Fourth Sunday of Advent
December 22, 2019 – Year A
Readings: Is 7:10-14 / Ps 24 / Rom 1:1-7 / Mt 1:18-24
by Rev. Salvador Añonuevo, Pastor
A couple of weeks ago when I was in the Philippines preparing to fly back here to the US, the Philippine weather bureau had announced that a super typhoon was about to hit our island. This caused the airlines to cancel all of the flights. This super typhoon was probably the equivalent of a category 5 hurricane.
The most popular shelter there during the storms has always been the Catholic churches, because they are the biggest and the strongest buildings in the islands. Most of all, people feel safe there because, as we all believe, the Lord Jesus is present there in the church: Body, Blood, Soul, and Divinity in the Blessed Sacrament.
Today’s first reading from the book of the prophet Isaiah and the gospel taken from the first chapter of St. Matthew remind us that God is with us. In the last verse of the last chapter of St. Matthew’s gospel, the Lord Jesus promised, “Behold, I will be with you always, until the end of time.”

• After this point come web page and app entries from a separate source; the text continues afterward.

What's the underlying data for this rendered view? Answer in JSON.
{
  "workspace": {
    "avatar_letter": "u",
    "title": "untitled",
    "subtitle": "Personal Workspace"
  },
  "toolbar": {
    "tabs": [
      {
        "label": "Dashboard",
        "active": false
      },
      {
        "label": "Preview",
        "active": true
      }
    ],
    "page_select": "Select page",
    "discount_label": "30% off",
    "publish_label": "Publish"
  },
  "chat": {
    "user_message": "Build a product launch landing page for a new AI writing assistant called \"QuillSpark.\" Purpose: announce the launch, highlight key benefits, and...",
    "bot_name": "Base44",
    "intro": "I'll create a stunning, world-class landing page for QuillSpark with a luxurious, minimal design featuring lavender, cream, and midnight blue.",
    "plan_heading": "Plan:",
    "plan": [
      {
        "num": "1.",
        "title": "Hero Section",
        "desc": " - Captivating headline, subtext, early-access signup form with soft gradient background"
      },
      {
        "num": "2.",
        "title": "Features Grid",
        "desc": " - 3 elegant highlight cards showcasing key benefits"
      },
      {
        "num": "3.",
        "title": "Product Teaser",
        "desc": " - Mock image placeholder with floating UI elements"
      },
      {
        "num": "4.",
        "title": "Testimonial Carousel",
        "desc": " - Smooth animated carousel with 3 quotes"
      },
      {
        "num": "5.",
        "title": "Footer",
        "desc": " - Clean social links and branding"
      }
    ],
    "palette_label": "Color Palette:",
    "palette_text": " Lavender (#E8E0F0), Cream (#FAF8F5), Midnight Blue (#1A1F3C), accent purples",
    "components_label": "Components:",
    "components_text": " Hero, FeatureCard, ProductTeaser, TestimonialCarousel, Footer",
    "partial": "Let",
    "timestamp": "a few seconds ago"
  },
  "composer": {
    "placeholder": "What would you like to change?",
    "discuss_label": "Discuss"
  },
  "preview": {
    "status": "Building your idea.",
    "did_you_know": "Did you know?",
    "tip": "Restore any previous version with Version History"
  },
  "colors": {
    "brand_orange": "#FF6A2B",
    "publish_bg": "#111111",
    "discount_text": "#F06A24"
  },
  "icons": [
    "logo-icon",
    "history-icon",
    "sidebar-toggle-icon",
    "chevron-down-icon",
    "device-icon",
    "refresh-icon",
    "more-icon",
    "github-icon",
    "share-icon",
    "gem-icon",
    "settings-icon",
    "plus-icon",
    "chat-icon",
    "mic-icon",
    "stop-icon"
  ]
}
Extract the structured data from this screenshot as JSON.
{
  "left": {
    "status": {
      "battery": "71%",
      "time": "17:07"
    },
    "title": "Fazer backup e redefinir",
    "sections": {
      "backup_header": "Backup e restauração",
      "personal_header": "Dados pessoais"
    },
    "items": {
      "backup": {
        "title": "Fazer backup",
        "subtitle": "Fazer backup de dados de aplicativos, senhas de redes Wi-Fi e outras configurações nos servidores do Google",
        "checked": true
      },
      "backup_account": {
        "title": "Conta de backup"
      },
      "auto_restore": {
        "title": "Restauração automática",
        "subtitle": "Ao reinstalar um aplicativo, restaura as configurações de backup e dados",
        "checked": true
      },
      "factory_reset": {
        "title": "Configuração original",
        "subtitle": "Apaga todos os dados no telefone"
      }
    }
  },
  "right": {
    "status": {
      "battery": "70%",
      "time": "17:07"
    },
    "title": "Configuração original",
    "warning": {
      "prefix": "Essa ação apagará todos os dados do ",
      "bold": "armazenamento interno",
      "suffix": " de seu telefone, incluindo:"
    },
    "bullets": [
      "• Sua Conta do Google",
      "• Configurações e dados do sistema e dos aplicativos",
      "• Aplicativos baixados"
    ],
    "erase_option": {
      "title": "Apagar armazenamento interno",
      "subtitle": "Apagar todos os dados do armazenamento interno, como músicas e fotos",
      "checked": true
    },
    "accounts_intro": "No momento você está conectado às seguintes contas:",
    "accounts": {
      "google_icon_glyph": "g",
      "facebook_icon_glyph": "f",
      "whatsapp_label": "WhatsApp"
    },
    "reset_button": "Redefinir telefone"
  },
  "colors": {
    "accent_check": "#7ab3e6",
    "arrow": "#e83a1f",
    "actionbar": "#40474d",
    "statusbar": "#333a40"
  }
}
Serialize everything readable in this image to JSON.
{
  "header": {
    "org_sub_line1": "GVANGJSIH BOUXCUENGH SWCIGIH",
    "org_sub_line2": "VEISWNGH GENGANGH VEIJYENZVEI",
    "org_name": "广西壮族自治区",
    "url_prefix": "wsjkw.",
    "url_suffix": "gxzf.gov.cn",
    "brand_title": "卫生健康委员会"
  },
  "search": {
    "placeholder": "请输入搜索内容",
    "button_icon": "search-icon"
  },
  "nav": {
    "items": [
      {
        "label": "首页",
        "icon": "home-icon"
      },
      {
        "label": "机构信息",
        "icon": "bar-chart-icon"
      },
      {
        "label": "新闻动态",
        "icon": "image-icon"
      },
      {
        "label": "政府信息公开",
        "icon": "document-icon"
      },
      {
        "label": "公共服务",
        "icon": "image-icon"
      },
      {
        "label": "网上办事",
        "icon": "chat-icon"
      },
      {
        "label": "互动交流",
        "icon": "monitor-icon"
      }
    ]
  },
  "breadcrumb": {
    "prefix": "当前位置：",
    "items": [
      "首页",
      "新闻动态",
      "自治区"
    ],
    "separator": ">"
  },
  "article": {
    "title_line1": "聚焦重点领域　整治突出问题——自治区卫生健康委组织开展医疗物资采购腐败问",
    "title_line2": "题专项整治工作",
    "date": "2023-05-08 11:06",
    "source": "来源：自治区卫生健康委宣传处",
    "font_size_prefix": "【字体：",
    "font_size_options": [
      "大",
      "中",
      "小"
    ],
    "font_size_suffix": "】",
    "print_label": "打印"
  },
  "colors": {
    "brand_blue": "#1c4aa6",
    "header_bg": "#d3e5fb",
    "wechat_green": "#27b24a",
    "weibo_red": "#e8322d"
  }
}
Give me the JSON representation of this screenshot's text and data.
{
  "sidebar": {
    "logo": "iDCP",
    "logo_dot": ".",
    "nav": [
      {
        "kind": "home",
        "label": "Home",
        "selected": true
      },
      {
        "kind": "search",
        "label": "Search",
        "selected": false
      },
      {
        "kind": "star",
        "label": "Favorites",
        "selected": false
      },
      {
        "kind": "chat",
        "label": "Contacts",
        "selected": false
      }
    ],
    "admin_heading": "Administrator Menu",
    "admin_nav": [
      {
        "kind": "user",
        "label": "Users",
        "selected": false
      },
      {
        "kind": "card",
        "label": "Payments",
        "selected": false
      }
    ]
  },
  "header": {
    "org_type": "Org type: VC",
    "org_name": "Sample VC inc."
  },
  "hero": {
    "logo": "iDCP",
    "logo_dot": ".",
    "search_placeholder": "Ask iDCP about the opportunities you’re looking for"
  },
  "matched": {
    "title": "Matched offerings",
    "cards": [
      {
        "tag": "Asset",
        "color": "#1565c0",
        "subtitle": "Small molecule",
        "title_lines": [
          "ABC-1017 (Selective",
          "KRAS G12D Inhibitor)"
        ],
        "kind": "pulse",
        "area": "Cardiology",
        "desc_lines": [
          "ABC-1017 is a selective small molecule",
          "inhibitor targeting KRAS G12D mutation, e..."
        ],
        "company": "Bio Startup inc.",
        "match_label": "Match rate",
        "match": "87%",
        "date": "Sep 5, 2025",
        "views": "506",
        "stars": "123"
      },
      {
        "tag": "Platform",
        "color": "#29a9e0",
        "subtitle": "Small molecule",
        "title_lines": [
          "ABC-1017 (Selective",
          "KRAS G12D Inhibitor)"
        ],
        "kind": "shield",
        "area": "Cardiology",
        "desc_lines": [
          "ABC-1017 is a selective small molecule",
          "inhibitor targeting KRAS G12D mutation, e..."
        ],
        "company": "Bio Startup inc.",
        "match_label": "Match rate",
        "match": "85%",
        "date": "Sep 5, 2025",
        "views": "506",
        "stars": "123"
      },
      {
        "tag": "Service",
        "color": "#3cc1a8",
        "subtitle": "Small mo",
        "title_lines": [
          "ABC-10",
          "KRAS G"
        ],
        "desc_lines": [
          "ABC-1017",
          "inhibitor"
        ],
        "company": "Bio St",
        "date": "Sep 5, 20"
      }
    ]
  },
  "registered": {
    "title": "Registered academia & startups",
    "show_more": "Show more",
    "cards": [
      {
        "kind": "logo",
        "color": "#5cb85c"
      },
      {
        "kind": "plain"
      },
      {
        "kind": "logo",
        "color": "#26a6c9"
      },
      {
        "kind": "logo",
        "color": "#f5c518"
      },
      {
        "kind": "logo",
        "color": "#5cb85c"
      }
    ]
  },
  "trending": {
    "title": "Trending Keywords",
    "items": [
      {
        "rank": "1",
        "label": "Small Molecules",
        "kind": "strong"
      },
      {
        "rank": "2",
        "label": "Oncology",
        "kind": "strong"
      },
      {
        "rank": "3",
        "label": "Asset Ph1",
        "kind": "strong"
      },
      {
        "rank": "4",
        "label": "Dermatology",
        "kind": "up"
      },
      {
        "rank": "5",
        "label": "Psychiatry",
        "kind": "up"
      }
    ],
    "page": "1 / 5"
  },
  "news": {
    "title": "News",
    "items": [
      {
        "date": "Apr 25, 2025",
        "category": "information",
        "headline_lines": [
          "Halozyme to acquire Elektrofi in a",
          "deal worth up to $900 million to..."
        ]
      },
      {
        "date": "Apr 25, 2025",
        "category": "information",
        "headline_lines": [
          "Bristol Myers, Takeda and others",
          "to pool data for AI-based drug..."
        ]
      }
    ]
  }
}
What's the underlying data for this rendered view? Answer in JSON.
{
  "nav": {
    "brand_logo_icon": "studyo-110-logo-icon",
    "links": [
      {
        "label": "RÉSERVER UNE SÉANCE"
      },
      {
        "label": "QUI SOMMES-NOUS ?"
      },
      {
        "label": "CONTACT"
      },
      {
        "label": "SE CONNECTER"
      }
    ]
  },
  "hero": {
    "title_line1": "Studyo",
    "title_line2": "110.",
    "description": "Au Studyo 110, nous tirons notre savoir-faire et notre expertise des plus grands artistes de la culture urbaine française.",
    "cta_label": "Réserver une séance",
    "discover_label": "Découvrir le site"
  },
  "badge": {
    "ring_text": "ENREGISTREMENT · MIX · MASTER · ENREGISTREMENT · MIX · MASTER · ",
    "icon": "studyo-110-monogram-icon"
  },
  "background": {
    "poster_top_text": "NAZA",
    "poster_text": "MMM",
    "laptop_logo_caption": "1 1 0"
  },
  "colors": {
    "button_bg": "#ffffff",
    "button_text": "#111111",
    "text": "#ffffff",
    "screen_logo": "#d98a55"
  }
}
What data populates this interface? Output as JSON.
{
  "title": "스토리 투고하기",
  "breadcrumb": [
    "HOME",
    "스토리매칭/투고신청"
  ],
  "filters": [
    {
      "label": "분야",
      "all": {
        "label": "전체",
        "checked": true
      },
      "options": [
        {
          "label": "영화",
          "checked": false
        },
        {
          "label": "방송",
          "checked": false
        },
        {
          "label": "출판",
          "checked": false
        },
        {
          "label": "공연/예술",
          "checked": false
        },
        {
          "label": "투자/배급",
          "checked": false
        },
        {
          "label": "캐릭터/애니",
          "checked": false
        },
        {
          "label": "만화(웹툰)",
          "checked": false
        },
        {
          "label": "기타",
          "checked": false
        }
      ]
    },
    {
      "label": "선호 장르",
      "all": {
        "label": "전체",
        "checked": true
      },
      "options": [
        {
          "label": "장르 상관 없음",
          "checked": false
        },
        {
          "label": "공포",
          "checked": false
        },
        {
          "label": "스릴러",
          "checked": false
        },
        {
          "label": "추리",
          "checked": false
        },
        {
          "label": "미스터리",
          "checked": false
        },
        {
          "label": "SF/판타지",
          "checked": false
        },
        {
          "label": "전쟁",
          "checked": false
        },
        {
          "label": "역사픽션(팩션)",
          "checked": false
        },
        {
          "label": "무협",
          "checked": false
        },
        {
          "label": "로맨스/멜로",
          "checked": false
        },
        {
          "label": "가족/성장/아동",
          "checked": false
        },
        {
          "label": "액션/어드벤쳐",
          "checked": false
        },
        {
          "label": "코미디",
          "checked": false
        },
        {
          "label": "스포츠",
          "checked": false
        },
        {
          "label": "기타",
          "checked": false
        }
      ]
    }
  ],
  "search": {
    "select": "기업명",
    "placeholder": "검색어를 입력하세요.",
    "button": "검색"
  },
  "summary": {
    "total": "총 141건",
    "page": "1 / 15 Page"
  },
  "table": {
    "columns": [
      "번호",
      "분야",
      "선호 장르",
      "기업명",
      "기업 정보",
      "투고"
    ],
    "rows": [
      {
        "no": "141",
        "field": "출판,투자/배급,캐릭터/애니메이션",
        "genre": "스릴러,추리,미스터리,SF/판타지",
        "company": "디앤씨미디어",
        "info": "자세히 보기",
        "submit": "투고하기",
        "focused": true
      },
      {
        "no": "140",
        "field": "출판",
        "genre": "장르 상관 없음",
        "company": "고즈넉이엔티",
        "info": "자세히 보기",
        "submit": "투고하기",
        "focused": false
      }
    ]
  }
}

Several years ago, I was a pastor in a church right next to the Pacific Ocean on one of the islands in the Philippines. During the storms, I usually joined my parishioners and their families, including their dogs, cats, goats, pigs, and chickens, inside the church while waiting for the typhoon to pass. The happiest and most relaxed people during those times were the children. They were not worried at all, because their parents gave them an assurance that they would be safe inside God’s house. While I prayed with the adults, the children were all playing, singing, or even dancing.
While some of us may not have experience with severe storms, we all have been beset by hurricanes of problems, difficulties, and sickness, and we know that we need to have faith to retain our sanity. When we are in trouble, it would be great if we could spend time with the Lord in the Blessed Sacrament, but we should keep in mind that God is everywhere. He communicates with us in more ways than we could ever imagine.
A story is told about King Henry III of Bavaria, who lived in the eleventh century. At one point in his life, he became tired of his kingly duties and responsibilities, and he felt that he was being called by God to live a simpler and more spiritual life. So he made an application to Friar Richard to enter his monastery, hoping to become a contemplative monk. His wish was to be finally free of all worldly distractions and to focus on God and his spiritual life.
Friar Richard said to him, “Your majesty, do you understand that one of the vows here is that of obedience? That will be hard for you because you have been a king and you are used to giving and not receiving orders.” King Henry answered, “I do understand, and I promise that for the rest of my life I will be obedient to you as Christ leads you.” Friar Richard responded, “Well then, I will tell you what to do. Go back to your throne and serve faithfully and generously in the place where God has put you.” And King Henry III became a very good and holy king.
In today’s gospel, St Joseph followed God’s way during a family crisis. And the Lord God, through His words in the sacred scriptures, is telling us to do the same. As we go back to our homes after this Mass, let us ask the Lord to give us the strength to live the teachings of the Gospel, and as we continue to navigate the sea of life with its storms of trials and difficulties, may we always remind ourselves of God’s presence, for He is always with us.